including fruits, vegetables, whole grains, legumes, nuts, seeds, and even herbs and spices.
3 Eat the Rainbow of Colors
Instead of getting the full rainbow of color, you may be eating the standard processed food colors of brown,
yellow, and white. For example, think of the typical breakfast menu waffles, pancakes, ready-to-eat cereal,
sausage, and eggs which does not necessarily provide much color early in the day. However, if you had a
fruit smoothie with blueberries, peaches, and raspberries, youd have three colors of the seven colors of the
rainbow first thing in the morning! Make it your goal to get the full seven colors every day with a variety
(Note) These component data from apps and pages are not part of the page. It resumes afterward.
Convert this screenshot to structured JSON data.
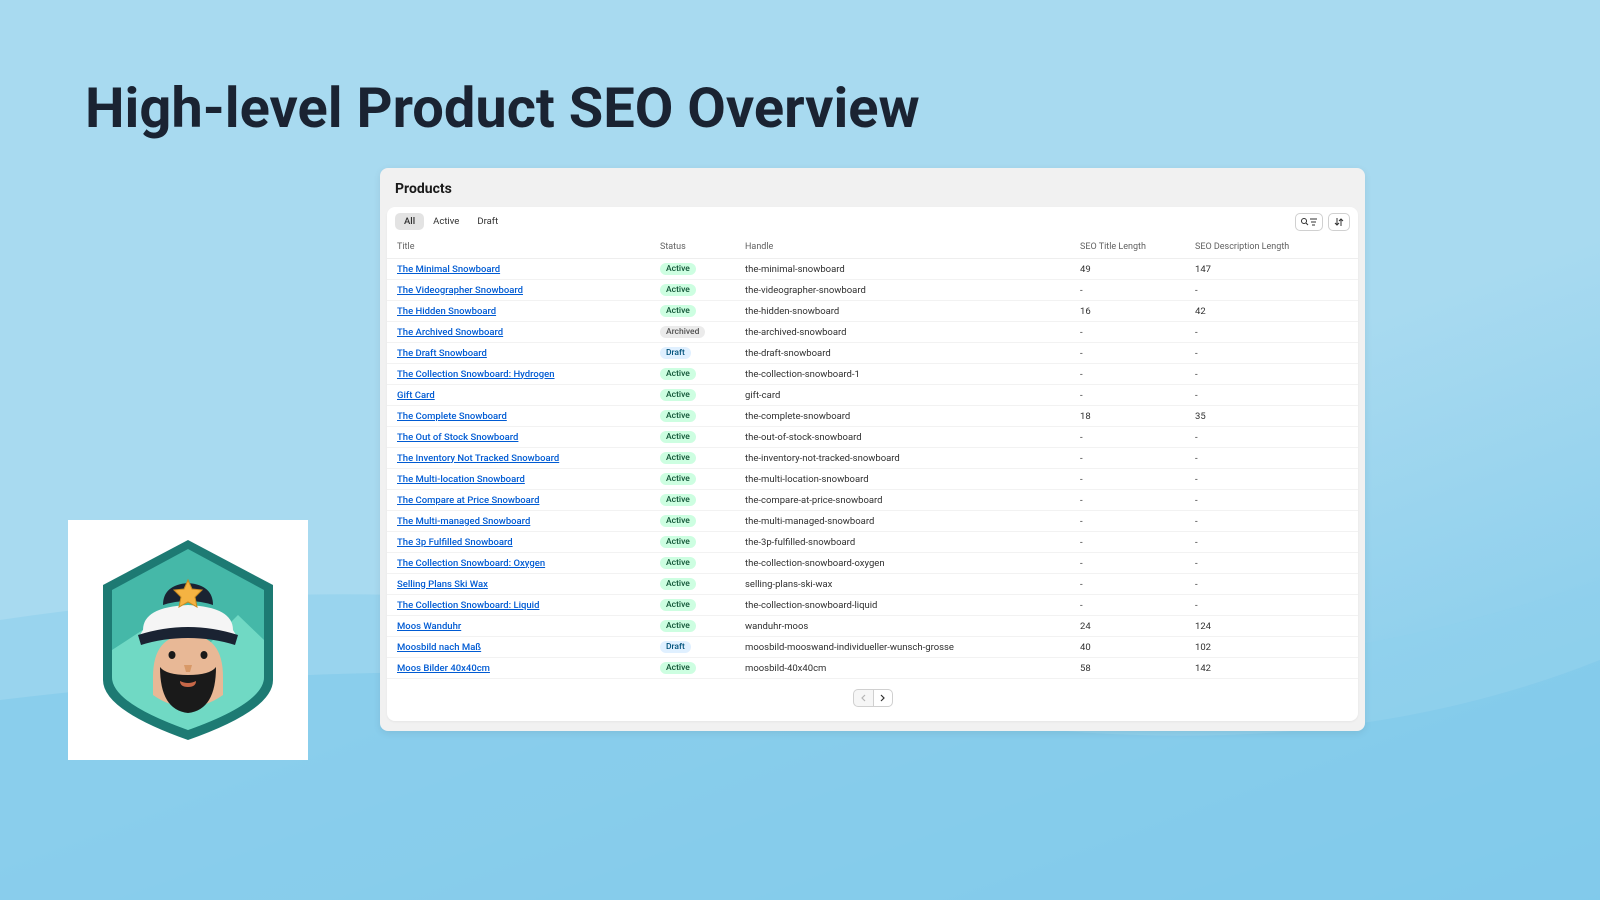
{
  "heading": "High-level Product SEO Overview",
  "panel_title": "Products",
  "tabs": {
    "all": "All",
    "active": "Active",
    "draft": "Draft"
  },
  "columns": {
    "title": "Title",
    "status": "Status",
    "handle": "Handle",
    "seo_title_length": "SEO Title Length",
    "seo_desc_length": "SEO Description Length"
  },
  "status_labels": {
    "Active": "Active",
    "Archived": "Archived",
    "Draft": "Draft"
  },
  "icons": {
    "search_filter": "search-filter-icon",
    "sort": "sort-icon",
    "prev": "chevron-left-icon",
    "next": "chevron-right-icon"
  },
  "rows": [
    {
      "title": "The Minimal Snowboard",
      "status": "Active",
      "handle": "the-minimal-snowboard",
      "tlen": "49",
      "dlen": "147"
    },
    {
      "title": "The Videographer Snowboard",
      "status": "Active",
      "handle": "the-videographer-snowboard",
      "tlen": "-",
      "dlen": "-"
    },
    {
      "title": "The Hidden Snowboard",
      "status": "Active",
      "handle": "the-hidden-snowboard",
      "tlen": "16",
      "dlen": "42"
    },
    {
      "title": "The Archived Snowboard",
      "status": "Archived",
      "handle": "the-archived-snowboard",
      "tlen": "-",
      "dlen": "-"
    },
    {
      "title": "The Draft Snowboard",
      "status": "Draft",
      "handle": "the-draft-snowboard",
      "tlen": "-",
      "dlen": "-"
    },
    {
      "title": "The Collection Snowboard: Hydrogen",
      "status": "Active",
      "handle": "the-collection-snowboard-1",
      "tlen": "-",
      "dlen": "-"
    },
    {
      "title": "Gift Card",
      "status": "Active",
      "handle": "gift-card",
      "tlen": "-",
      "dlen": "-"
    },
    {
      "title": "The Complete Snowboard",
      "status": "Active",
      "handle": "the-complete-snowboard",
      "tlen": "18",
      "dlen": "35"
    },
    {
      "title": "The Out of Stock Snowboard",
      "status": "Active",
      "handle": "the-out-of-stock-snowboard",
      "tlen": "-",
      "dlen": "-"
    },
    {
      "title": "The Inventory Not Tracked Snowboard",
      "status": "Active",
      "handle": "the-inventory-not-tracked-snowboard",
      "tlen": "-",
      "dlen": "-"
    },
    {
      "title": "The Multi-location Snowboard",
      "status": "Active",
      "handle": "the-multi-location-snowboard",
      "tlen": "-",
      "dlen": "-"
    },
    {
      "title": "The Compare at Price Snowboard",
      "status": "Active",
      "handle": "the-compare-at-price-snowboard",
      "tlen": "-",
      "dlen": "-"
    },
    {
      "title": "The Multi-managed Snowboard",
      "status": "Active",
      "handle": "the-multi-managed-snowboard",
      "tlen": "-",
      "dlen": "-"
    },
    {
      "title": "The 3p Fulfilled Snowboard",
      "status": "Active",
      "handle": "the-3p-fulfilled-snowboard",
      "tlen": "-",
      "dlen": "-"
    },
    {
      "title": "The Collection Snowboard: Oxygen",
      "status": "Active",
      "handle": "the-collection-snowboard-oxygen",
      "tlen": "-",
      "dlen": "-"
    },
    {
      "title": "Selling Plans Ski Wax",
      "status": "Active",
      "handle": "selling-plans-ski-wax",
      "tlen": "-",
      "dlen": "-"
    },
    {
      "title": "The Collection Snowboard: Liquid",
      "status": "Active",
      "handle": "the-collection-snowboard-liquid",
      "tlen": "-",
      "dlen": "-"
    },
    {
      "title": "Moos Wanduhr",
      "status": "Active",
      "handle": "wanduhr-moos",
      "tlen": "24",
      "dlen": "124"
    },
    {
      "title": "Moosbild nach Maß",
      "status": "Draft",
      "handle": "moosbild-mooswand-individueller-wunsch-grosse",
      "tlen": "40",
      "dlen": "102"
    },
    {
      "title": "Moos Bilder 40x40cm",
      "status": "Active",
      "handle": "moosbild-40x40cm",
      "tlen": "58",
      "dlen": "142"
    }
  ]
}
4 Vary Your Choices
There are thousands of phytonutrients in nature. If we eat the same foods over and over again, even if they
are colorful, we may be missing the universe of important phytonutrients in foods. One helpful hint is to try
a new food every week to ensure that you are getting different foods to try!
5 Maximize Combinations
When we put certain foods together, we may achieve a better effect than if we just had the foods by
themselves. Sometimes, there can be a synergistic result from combining certain foods. For example,
putting turmeric with black pepper together with olive oil could enhance the phytonutrient effects of all
three foods on your health. Adding lemon juice to spinach could help the iron become more absorbed by
your body. Try putting plant foods together for an enhanced health benefit.
6 Be Creative with Substitutions
One way to get more plant foods would be to think of foods that are commonly eaten that may not
be as nutrient dense and replace with nutrient-dense options. Some plant foods clearly give us more
phytonutrients than others! For example, you could substitute mashed potatoes with mashed purple
potatoes or sweet potatoes. You could substitute white rice with purple, brown, or black rice.
ReNew Food Plan
FATS & OILS Fats
Minimally re ned, cold pressed, organic,
Avocado 2 T
or ⅛ whole
butter (grass-fed)1 t
butter, olive (extra
virgin), sesame1 t
Oils, salad: Almond,
oil (extra virgin),
sesame, walnut1 t
Pesto (olive oil)1 t
1 serving = 45 calories, 5 g fat
Lean, free-range, grass-fed, organically grown
animal protein; non-GMO, organic plant protein;
and wild-caught, low-mercury sh preferred.
trout, etc.1 oz
Meat: Beef, bu alo,
elk, lamb, venison,
ostrich, etc.1 oz
hen, duck, pheasant,
turkey, etc.1 oz
Black soybeans c
Hemp tofu1 oz
Natto 1 oz
Tofu ( rm/extra
rm) 1-2 oz
Tempeh 1 oz
Check label for #
(1 protein serving =
egg, hemp, pea
1 serving as listed = 3575 calories, 57 g protein,
35 g fat, 04 g carbs
Average protein serving is 34 oz (size of palm of hand).
DAIRY ALTERNATIVES Proteins/Carbs
Unsweetened, organic preferred
(plain) 4-6 oz
Ke r: Coconut
(plain) 4-6 oz
hazelnut, hemp8 oz
1 serving = 2590 calories, 19 g protein, 14 g carbs
(nutritional values vary)
NO DAIRY ALLOWED
NUTS & SEEDS Proteins/Fats
Unsweetened, unsalted, organic preferred
Chia seeds1 T
Coconut (dried)3 T
(raw, vegan)1 wrap
Nut and seed
pecan, sun ower,
tahini, walnut T
Pine nuts1 T
Pumpkin seeds1 T
Sesame seeds1 T
Sun ower seeds
Walnut halves 4